● **About this exercise**
Would you retype all of these records exactly?
----
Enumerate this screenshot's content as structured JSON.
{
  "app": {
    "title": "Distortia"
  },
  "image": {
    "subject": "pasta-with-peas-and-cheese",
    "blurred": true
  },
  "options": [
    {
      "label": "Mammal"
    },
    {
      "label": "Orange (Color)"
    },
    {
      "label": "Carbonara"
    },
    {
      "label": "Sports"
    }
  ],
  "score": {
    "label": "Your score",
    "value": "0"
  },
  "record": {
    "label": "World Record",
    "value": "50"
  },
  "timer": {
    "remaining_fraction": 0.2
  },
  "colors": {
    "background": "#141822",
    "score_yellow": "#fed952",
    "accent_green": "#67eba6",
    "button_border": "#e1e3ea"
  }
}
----
● **Solution to this problem**
Enumerate this screenshot's content as structured JSON.
{
  "app": {
    "title": "Distortia"
  },
  "image": {
    "subject": "pasta-with-peas-and-cheese",
    "blurred": true
  },
  "options": [
    {
      "label": "Mammal"
    },
    {
      "label": "Orange (Color)"
    },
    {
      "label": "Carbonara"
    },
    {
      "label": "Sports"
    }
  ],
  "score": {
    "label": "Your score",
    "value": "0"
  },
  "record": {
    "label": "World Record",
    "value": "50"
  },
  "timer": {
    "remaining_fraction": 0.2
  },
  "colors": {
    "background": "#141822",
    "score_yellow": "#fed952",
    "accent_green": "#67eba6",
    "button_border": "#e1e3ea"
  }
}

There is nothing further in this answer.